How to Choose Student Accommodation


Heading off to university? A big decision you’ll need to make is what accommodation you are going to live in, where, and how much you’re willing to spend. No matter where you study, there will be lots of options on offer – ranging from university ‘in-hall’ accommodation to private apartments and house shares. So what kind of things do you need to consider? Here’s the lowdown.


University Halls


Universities offer their own accommodation, managed by them, which is also known as ‘halls.’ The amount each university offers varies and you may not be guaranteed a space when turning up for your first year of studies.


One of the best things about university accommodation is that it tends to be in a convenient location, near the campus, near public transport, or near facilities.
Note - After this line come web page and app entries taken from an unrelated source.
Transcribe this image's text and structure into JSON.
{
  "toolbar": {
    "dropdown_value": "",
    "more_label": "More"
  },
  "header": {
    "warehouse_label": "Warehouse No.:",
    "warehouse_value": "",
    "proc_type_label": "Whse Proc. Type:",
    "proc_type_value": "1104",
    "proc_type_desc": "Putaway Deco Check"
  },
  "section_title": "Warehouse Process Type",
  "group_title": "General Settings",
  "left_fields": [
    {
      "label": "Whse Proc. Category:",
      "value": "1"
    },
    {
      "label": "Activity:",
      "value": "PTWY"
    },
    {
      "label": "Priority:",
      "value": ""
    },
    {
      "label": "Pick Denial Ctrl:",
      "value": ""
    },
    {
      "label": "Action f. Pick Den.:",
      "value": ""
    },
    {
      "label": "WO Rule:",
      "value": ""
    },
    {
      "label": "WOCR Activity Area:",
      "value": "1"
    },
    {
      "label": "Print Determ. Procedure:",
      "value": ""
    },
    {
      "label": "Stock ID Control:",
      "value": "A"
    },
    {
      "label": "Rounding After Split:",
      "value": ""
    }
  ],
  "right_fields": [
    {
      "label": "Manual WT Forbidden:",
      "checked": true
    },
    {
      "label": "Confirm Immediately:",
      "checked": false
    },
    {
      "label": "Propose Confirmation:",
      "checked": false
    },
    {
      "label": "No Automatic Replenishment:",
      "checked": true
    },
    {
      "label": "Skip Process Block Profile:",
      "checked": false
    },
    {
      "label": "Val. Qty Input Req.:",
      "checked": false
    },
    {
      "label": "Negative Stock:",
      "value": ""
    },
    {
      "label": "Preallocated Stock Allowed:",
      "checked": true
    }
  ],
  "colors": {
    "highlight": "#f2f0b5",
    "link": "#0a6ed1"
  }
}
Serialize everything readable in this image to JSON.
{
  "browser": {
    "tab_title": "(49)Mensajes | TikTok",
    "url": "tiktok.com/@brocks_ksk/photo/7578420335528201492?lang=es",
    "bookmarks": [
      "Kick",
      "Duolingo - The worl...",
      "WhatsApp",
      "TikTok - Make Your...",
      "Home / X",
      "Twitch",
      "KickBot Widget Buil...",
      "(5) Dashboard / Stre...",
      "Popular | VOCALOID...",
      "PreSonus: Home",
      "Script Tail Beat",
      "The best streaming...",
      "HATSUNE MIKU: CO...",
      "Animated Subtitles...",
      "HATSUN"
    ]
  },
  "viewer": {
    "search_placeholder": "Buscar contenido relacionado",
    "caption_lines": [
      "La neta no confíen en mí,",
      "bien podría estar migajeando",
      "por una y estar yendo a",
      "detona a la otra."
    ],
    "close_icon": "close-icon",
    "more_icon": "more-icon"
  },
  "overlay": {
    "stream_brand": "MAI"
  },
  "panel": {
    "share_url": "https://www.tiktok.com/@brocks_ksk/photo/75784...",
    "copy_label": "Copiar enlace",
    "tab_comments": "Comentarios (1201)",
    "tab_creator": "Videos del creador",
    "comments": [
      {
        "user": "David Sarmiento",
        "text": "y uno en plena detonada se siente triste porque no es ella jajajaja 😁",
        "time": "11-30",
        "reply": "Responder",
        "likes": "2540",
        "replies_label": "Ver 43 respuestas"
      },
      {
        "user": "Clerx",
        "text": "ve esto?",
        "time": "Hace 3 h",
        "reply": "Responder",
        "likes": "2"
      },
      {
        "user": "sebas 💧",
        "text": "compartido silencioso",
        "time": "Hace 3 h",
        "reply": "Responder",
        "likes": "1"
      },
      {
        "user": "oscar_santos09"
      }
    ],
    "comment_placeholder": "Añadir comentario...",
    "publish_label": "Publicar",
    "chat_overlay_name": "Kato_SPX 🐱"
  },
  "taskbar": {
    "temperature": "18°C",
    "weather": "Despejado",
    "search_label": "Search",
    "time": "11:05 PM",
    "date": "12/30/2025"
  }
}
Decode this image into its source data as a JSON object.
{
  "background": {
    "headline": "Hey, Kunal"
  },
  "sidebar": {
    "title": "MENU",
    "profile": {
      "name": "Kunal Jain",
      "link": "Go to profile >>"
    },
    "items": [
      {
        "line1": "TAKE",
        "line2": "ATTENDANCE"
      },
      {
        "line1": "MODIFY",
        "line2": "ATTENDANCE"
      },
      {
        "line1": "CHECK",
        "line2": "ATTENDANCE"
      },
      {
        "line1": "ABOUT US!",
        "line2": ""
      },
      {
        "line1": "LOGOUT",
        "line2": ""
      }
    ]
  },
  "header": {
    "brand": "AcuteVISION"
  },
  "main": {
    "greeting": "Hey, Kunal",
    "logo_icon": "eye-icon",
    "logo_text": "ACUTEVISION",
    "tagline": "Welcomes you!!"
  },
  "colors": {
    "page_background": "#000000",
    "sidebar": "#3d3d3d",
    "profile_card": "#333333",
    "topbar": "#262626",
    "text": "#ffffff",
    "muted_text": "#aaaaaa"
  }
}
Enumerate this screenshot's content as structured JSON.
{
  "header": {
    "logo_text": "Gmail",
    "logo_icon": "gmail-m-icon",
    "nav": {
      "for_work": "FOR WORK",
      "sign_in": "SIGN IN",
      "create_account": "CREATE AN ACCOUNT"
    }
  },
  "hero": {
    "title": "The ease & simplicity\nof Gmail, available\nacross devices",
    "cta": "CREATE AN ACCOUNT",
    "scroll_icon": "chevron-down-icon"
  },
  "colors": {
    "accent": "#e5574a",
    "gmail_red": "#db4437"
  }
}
You also don’t have to worry about bills, apart from your rent of course. 


Halls are also a good bridge for those leaving home for the first time. You get to stay in big blocks with other fellow students, sharing facilities. So, you get to know people fairly fast, and hopefully make some life-long friends. However, on the flip side, student halls can be noisy, shared kitchens messy and you may not get much space of your own.


Private Student Accommodation


Student housing complexes, owned by private companies but managed by universities, are also an option. Have a look around at the accommodation available in the area you need to be. Make sure you do your homework regarding how much it’s going to cost, what’s included and what is not.


There are all sorts of rental options available, including luxury student accommodation in Edinburgh. You can ask your university for a list of approved landlords, but if you want something more than basic but still affordable, check out Collegiate for their options.


Private Flat or House


As a student, you may want to by-pass the in-hall accommodation system and go straight into a private flat or house share in the rental sector. You may want your own space, particularly if you’re a mature student – or you may not win a halls place, leaving you with no choice.


Renting a private property gives you lots to select from; you can decide on location, size of property, whether you want to share with anyone else or not. Make sure you have a good look around before signing a contract. Visit a few properties, get a feel for them, the market and the parts of town where you would like to be – and check out the credentials of letting agents, make sure you know all of the fees and costs in advance. Don’t be pressured to sign up to somewhere without thinking it all through carefully.


Stay at Home


Another option is to stay at home with your family during your studies. That is, if they live close to your university, or it’s in commuting distance. It will help to cut your accommodation costs, but you may miss out on the full experiences of student life.